These map coherently onto the aforementioned impacts which affected Teitiota and his family: overcrowding and flooding clearly have a bearing on individuals’ housing, while sea water contamination may deprive individuals of sufficient drinking water, as well as food (both directly via crop destruction and by depriving farmers of subsistence income). Given their substantial overlap post-Teitiota, guidance as to what precise entitlements are required by the ICCPR right to life can be obtained by referring to the content of ICESCR core obligations.
Applying the ‘real risk’ test
Another key takeaway is Teitiota’s demonstration of how a real risk of irreparable harm to an individual’s right to life is to be ascertained. The HRC required New Zealand to have ensured there was no ‘reasonably foreseeable’ risk to Teitiota’s right to life (a standard New Zealand met) (paras. 9.7-9.9).
The HRC’s invocation of this foreseeability standard in previous non-refoulement decisions has been inconsistent (Adrienne Anderson, Michelle Foster, Hélène Lambert and Jane McAdam, p. 136). Teitiota indicates that it may feature more heavily in future HRC reasoning. Utilising reasonable foreseeability in the climate change non-refoulement context mirrors the approach in Portillo Cáceres v Paraguay (analysed here, and cited at paras. 9.4-9.5). There, the HRC held that ICCPR States parties are required to safeguard individuals from reasonably foreseeable threats to their right to life connected with environmental degradation.
The HRC’s assessment of reasonable foreseeability of risk in Teitiota took its lead from the approach of the New Zealand courts in relation to Teitiota’s case. The decisions of both the New Zealand courts and the HRC were strongly influenced by the ‘the time left for the Kiribati authorities and the international community to intervene’ to protect the population (para. 9.13), including through relocation (para. 9.12).

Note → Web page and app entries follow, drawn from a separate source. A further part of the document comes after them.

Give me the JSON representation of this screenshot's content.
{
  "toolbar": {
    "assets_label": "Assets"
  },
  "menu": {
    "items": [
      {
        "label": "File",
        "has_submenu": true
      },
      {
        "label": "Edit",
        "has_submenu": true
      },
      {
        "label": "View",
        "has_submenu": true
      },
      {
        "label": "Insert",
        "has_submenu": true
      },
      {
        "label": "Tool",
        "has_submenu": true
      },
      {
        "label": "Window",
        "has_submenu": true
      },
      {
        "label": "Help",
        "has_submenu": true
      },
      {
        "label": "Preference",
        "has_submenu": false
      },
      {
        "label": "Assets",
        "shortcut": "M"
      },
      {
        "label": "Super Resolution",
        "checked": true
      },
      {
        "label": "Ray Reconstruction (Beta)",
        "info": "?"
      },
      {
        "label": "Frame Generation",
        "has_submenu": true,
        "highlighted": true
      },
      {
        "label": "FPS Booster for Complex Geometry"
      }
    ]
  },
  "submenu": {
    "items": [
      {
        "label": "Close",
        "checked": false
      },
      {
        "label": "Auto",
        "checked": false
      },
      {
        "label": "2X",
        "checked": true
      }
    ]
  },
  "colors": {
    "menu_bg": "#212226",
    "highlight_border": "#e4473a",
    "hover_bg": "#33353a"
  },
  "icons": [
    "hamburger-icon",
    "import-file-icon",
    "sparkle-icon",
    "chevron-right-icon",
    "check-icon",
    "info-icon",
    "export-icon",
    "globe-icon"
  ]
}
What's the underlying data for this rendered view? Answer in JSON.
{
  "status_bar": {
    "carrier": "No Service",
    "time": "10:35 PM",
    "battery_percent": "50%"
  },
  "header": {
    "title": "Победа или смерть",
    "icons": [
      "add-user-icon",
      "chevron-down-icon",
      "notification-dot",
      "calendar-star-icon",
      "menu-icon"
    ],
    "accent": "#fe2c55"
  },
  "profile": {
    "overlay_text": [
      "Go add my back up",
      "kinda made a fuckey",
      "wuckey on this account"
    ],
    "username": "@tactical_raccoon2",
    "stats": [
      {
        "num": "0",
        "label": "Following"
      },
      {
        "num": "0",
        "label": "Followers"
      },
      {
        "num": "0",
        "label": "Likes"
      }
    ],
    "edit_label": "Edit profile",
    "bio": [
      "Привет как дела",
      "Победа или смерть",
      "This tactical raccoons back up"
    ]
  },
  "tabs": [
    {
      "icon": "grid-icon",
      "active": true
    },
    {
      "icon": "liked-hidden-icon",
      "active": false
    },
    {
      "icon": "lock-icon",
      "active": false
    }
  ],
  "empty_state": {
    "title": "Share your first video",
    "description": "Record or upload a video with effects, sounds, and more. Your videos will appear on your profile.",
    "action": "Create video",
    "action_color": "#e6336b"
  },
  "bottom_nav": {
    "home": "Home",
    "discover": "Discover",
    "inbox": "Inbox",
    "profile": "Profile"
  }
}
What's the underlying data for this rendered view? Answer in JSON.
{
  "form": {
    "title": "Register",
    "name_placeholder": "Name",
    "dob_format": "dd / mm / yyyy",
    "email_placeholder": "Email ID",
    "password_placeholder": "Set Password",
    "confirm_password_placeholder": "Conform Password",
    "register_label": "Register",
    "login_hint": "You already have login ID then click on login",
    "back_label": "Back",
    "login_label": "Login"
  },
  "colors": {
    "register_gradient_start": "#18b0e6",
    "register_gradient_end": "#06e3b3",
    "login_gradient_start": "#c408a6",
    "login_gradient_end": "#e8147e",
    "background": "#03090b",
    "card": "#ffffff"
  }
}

This consideration meant much of the HRC’s reasoning focused on the intensity of climate change impacts already felt in Kiribati in the present (c.f. para. 8.5). The HRC appears to have attempted to identify risks which could reasonably eventuate in the present, while excluding those grave risks which while reasonably foreseeable today, would not eventuate until years in the future.
The conclusion that New Zealand had not violated Teitiota’s right to life thus became difficult to escape. Previous jurisprudence established that the real risk threshold is high (see para. 9.3). For example, it was not enough that Teitiota was affected by water rationing implemented in response to salinization – the supply of fresh water was not sufficiently ‘inaccessible, insufficient or unsafe’ (para. 9.8). The difficulty of meeting the threshold was amplified by the deference which the HRC affords to State organs’ factual examinations. Their assessments of risk must be clearly arbitrary, erroneous or unjust to be impugned (see para. 9.3).
Teitiota represents an important contribution to the capacity of international human rights law to deal with climate change displacement, achieved through the augmentation of the scope of the Article 6(1) ICCPR right to life. While displaced migrants seeking protection from refoulement will continue to face difficulty in proving a real risk of irreparable harm to their right to life, the decision is a warning to destination States. They must take seriously both their assessment of climate change impacts when making protection decisions, as well as their obligations to assist vulnerable States in averting climate disaster.